The melodic sound of a MOS is not just affected by the tuning of its intervals, but by the sizes of its steps. MOSes with L more similar to s can sound smoother/softer/more mellow. MOSes with L much larger than s can sound jagged/dramatic/sparkly. For extreme tunings, the step pattern of the MOS will become increasingly ambiguous; this is as much a feature as a bug - it depends on your intent. The **step ratio** or **hardness**, the ratio between the sizes of L and s, is thus important to the sound of the scale. The step ratio has also been called **Blackwood's R**, after Easley Blackwood who described it for diatonic mosses and referred to this ratio as R.

## Relative interval sizes

Part of this perception stems from the fact that, as these L:s ratios change and pass certain critical rational values, the *next* MOS in the sequence changes structure entirely. For instance, when we have L:s > 2, the next MOS changes from "*x*L *y*s" to "*y*L *x*s". As an example, with the "5L 2s" diatonic MOS, if we have L/s < 2, the next MOS will be "7L 5s", and if we have L/s > 2, the next MOS will be "5L 7s". (At the point L/s = 2, we have that the next MOS is an equal temperament.)

Similar things happen with *all* of these rational points. As the L:s ratio decreases and passes 3/2, for instance, the MOS that is *two* steps after the current one changes. Again, as an example, with the familiar 5L 2s diatonic MOS sequence, if we have 3:2 < L:s < 2:1, the next two MOS's have 19 and 31 notes, whereas if we have L:s < 3:2, the next two MOS's have 19 and 26 notes.

Another way to look at this is using Rothenberg propriety: it so happens that, with one small exception, if a MOS has L:s < 2:1, it is "strictly proper", if it has L:s > 2:1, it is "improper", and if it has L:s = 2:1, it is "proper", all using Rothenberg's definition. The one exception is if the MOS has a single small step (e.g. it is of the form *x*L 1s), at which point it is always "strictly proper". Similarly we pass the L:s = 3:2 boundary, the *next* MOS changes from strictly proper to improper, and so on.

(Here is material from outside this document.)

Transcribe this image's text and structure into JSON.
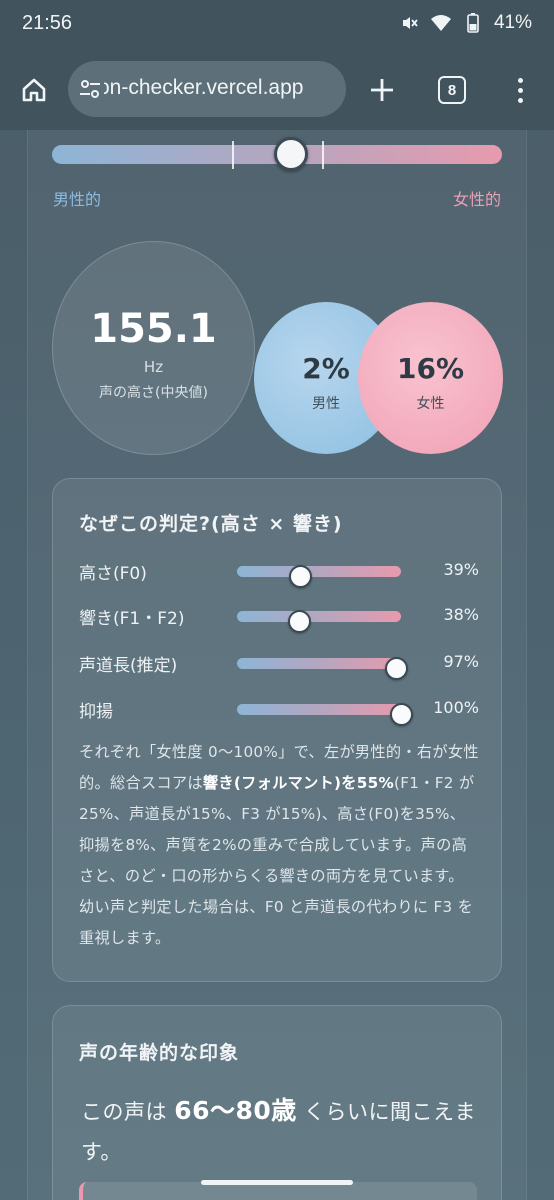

The special ratio L:s = φ is unique in that it is the only ratio in which the MOS is strictly proper, and all of the following MOS's are also strictly proper.

## TAMNAMS naming system for step ratios

*Main article: TAMNAMS #Step ratio spectrum*